At the end of 2019, Python is one of the fastest-growing programming languages. More than 10% of developers have opted for Python development.

In the programming world, Data types play an important role. Each Variable is stored in different data types and responsible for various functions.
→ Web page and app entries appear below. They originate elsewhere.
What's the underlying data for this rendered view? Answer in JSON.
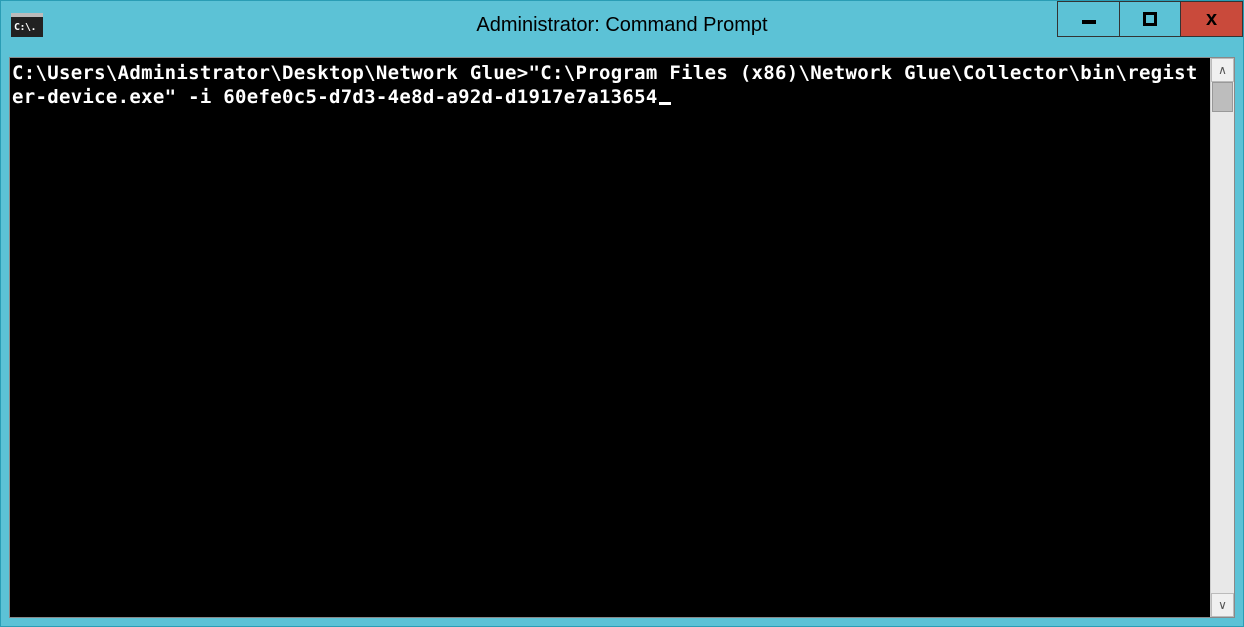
{
  "window": {
    "title": "Administrator: Command Prompt",
    "icon_label": "C:\\."
  },
  "controls": {
    "minimize": "minimize",
    "maximize": "maximize",
    "close": "close",
    "close_glyph": "x"
  },
  "terminal": {
    "prompt": "C:\\Users\\Administrator\\Desktop\\Network Glue>",
    "command": "\"C:\\Program Files (x86)\\Network Glue\\Collector\\bin\\register-device.exe\" -i 60efe0c5-d7d3-4e8d-a92d-d1917e7a13654"
  },
  "scrollbar": {
    "up_glyph": "∧",
    "down_glyph": "∨"
  }
}
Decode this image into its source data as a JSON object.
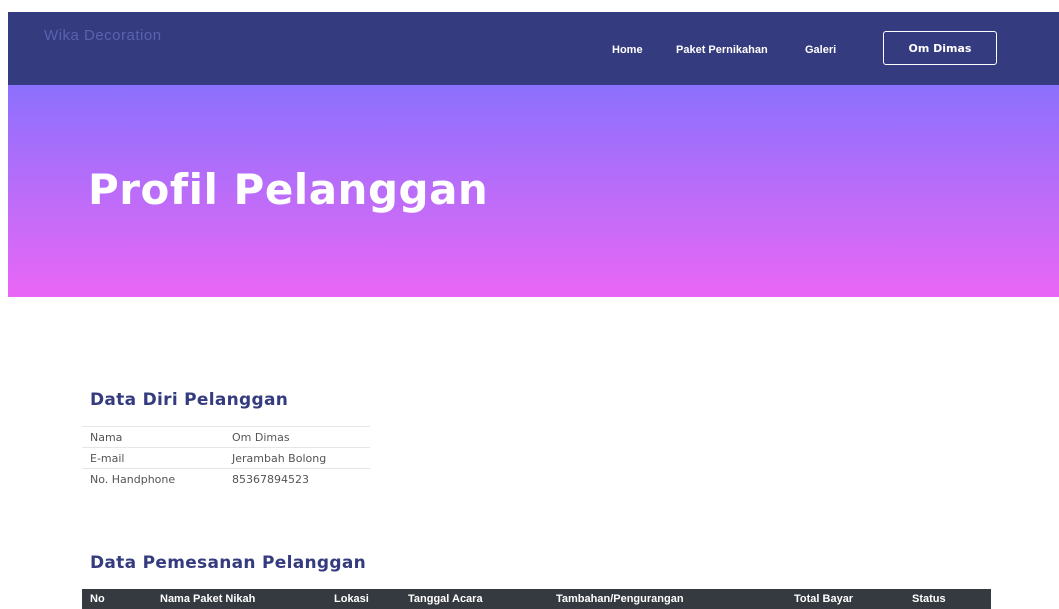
{
  "nav": {
    "brand": "Wika Decoration",
    "links": [
      "Home",
      "Paket Pernikahan",
      "Galeri"
    ],
    "user_button": "Om Dimas"
  },
  "hero": {
    "title": "Profil Pelanggan"
  },
  "profile": {
    "title": "Data Diri Pelanggan",
    "rows": [
      {
        "label": "Nama",
        "value": "Om Dimas"
      },
      {
        "label": "E-mail",
        "value": "Jerambah Bolong"
      },
      {
        "label": "No. Handphone",
        "value": "85367894523"
      }
    ]
  },
  "orders": {
    "title": "Data Pemesanan Pelanggan",
    "headers": [
      "No",
      "Nama Paket Nikah",
      "Lokasi",
      "Tanggal Acara",
      "Tambahan/Pengurangan",
      "Total Bayar",
      "Status"
    ]
  },
  "colors": {
    "navbar": "#343b7e",
    "hero_top": "#8b70fd",
    "hero_bottom": "#ea66f6",
    "heading": "#343b7e",
    "table_header": "#343a40"
  }
}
Python had two different objects, and They are mutable and immutable objects.

I Mutable objects

II Immutable objects

III Built-in data types in Python

## Mutable objects
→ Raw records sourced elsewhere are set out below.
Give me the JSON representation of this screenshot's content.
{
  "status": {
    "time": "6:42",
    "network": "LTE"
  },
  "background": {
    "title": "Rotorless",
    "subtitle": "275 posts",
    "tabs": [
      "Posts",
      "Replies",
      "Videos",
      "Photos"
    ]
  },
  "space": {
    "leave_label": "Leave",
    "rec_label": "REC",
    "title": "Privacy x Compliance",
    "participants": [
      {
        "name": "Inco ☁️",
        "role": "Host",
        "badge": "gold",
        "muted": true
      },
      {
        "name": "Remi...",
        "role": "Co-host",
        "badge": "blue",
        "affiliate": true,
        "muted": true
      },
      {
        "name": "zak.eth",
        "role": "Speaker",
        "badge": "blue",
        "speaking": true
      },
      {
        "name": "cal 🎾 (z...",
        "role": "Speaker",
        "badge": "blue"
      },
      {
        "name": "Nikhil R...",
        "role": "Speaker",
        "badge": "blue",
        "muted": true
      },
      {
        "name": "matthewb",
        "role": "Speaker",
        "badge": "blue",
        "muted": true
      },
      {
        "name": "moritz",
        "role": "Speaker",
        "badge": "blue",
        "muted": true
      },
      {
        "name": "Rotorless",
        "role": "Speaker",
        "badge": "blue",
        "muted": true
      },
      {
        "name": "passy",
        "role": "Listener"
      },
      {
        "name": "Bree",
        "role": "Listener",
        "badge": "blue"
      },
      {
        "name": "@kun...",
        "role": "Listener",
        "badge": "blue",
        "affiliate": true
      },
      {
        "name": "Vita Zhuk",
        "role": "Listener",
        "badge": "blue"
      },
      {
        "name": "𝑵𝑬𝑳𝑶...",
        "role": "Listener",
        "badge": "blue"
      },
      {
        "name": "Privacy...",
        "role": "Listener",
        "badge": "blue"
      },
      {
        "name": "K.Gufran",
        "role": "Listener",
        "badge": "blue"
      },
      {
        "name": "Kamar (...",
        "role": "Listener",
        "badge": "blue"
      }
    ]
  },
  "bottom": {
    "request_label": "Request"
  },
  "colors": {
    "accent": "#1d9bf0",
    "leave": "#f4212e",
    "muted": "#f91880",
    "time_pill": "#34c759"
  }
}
The Size and declared value and its sequence of the object can able to be modified called mutable objects.

Mutable Data Types are list, dict, set, byte array

## Immutable objects

The Size and declared value and its sequence of the object can able to be modified.

Immutable data types are int, float, complex, String, tuples, bytes, and frozen sets.

id() and type() is used to know the Identity and data type of the object

a**=25+**85j

type**(a)**

output**:<class’complex’>**

b**={1:10,2:“Pinky”****}**

id**(b)**

output**:**238989244168

## Built-in data types in Python

a**=str(“Hello python world”)****#str**

b**=int(18)****#int**

c**=float(20482.5)****#float**

d**=complex(5+85j)****#complex**

e**=list((“python”,“fast”,“growing”,“in”,2018))****#list**

f**=tuple((“python”,“easy”,“learning”))****#tuple**

g**=range(10)****#range**

h**=dict(name=“Vidu”,age=36)****#dict**

i**=set((“python”,“fast”,“growing”,“in”,2018))****#set**

j**=frozenset((“python”,“fast”,“growing”,“in”,2018))****#frozenset**

k**=bool(18)****#bool**

l**=bytes(8)****#bytes**

m**=bytearray(8)****#bytearray**

n**=memoryview(bytes(18))****#memoryview**

## Numbers (int,Float,Complex)

Numbers are stored in numeric Types. when a number is assigned to a variable, Python creates Number objects.

#signed interger

age**=**18

print**(age)**

Output**:**18

Python supports 3 types of numeric data.

int (signed integers like 20, 2, 225, etc.)

float (float is used to store floating-point numbers like 9.8, 3.1444, 89.52, etc.)

complex (complex numbers like 8.94j, 4.0 + 7.3j, etc.)

A complex number contains an ordered pair, i.e., a + ib where a and b denote the real and imaginary parts respectively).

## String

The string can be represented as the sequence of characters in the quotation marks. In python, to define strings we can use single, double, or triple quotes.

# String Handling

‘Hello Python’

#single (') Quoted String

“Hello Python”

# Double (") Quoted String

“”“Hello Python”“”

‘’‘Hello Python’‘’

# triple (‘’') (“”") Quoted String

In python, string handling is a straightforward task, and python provides various built-in functions and operators for representing strings.

The operator “+” is used to concatenate strings and “*” is used to repeat the string.

“Hello”+“python”

output**:****‘Hello python’**

"python "*****2

'Output : Python python ’

#python web development #data types in python #list of all python data types #python data types #python datatypes #python types #python variable type